PROBLEM DETAILS |
Each line of the data that includes "this" must be copied.
----------
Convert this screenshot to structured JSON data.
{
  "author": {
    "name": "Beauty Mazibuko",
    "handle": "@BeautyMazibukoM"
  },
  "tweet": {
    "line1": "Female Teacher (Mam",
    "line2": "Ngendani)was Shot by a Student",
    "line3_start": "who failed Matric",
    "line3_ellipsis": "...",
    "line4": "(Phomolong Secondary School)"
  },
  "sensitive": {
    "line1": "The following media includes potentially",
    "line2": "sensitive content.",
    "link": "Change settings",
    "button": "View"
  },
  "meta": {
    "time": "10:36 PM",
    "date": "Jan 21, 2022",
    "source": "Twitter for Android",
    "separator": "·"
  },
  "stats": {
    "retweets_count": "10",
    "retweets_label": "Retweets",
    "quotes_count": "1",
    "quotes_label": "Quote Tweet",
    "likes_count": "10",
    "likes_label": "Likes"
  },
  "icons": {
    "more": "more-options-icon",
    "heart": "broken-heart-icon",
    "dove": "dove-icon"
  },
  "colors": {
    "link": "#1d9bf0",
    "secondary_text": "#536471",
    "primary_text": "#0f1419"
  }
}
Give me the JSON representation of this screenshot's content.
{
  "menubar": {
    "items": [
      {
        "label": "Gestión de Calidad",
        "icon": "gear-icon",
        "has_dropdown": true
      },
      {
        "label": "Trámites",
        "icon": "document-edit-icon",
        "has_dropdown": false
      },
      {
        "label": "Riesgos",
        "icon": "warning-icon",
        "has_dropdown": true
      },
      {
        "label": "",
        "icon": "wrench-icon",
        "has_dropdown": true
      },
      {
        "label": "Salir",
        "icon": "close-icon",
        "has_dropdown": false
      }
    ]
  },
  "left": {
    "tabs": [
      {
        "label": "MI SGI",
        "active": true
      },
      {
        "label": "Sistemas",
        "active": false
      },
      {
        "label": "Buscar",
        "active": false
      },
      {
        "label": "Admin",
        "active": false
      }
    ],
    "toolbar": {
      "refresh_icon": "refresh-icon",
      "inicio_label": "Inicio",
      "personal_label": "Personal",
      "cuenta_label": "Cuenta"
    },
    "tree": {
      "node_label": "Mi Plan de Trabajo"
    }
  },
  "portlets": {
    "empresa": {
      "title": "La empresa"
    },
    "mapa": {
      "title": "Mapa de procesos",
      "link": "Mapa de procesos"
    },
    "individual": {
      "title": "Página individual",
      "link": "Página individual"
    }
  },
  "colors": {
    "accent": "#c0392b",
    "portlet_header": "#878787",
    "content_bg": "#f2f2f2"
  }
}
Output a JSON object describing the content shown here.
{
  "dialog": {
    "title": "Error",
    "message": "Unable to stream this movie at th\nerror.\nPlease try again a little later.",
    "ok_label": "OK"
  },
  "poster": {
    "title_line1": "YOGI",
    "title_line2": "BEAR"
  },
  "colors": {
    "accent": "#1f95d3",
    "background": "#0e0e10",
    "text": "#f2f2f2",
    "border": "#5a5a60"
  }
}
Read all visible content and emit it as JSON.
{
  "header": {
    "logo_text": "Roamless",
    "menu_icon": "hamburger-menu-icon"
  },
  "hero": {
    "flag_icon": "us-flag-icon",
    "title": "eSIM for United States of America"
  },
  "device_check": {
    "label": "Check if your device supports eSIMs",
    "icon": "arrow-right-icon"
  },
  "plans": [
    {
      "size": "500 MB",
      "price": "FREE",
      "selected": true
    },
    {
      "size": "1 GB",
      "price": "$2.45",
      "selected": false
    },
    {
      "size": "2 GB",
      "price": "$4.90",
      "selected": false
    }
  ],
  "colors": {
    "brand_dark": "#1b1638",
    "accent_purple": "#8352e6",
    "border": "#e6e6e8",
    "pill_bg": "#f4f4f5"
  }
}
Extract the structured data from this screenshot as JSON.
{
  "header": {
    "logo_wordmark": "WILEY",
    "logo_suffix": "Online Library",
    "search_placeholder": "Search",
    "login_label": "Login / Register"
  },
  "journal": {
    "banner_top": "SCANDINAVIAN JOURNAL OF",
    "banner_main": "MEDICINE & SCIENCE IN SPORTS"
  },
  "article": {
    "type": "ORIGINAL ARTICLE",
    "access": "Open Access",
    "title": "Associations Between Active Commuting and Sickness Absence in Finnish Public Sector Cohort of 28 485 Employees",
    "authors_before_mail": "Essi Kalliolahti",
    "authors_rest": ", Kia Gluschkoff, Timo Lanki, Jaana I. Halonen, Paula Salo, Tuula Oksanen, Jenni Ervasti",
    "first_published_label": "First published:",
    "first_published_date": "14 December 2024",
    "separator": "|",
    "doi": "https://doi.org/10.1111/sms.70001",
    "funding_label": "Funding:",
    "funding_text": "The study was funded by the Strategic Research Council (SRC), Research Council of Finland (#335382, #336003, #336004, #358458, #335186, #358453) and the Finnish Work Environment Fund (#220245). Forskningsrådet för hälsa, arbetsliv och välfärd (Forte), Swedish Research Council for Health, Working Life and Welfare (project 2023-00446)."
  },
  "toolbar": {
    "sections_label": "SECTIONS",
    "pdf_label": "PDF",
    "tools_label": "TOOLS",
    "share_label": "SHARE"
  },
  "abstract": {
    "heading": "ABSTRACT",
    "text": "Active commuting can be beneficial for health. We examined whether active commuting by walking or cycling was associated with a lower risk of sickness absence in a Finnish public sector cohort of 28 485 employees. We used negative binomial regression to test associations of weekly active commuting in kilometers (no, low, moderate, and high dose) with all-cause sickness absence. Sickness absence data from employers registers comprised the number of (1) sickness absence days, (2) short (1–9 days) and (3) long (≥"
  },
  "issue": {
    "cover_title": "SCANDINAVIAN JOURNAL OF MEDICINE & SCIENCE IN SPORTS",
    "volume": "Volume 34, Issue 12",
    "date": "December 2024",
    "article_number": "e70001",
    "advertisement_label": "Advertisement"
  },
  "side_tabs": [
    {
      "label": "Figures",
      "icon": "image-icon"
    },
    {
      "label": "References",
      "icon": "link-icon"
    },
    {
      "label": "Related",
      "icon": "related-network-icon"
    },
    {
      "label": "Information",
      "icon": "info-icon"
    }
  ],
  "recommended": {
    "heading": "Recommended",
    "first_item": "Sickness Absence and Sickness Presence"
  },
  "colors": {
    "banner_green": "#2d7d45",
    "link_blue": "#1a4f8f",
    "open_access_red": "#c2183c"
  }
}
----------
TASK OUTPUT |
Convert this screenshot to structured JSON data.
Give me the JSON representation of this screenshot's content.
    "message": "Unable to stream this movie at th\nerror.\nPlease try again a little later.",
Extract the structured data from this screenshot as JSON.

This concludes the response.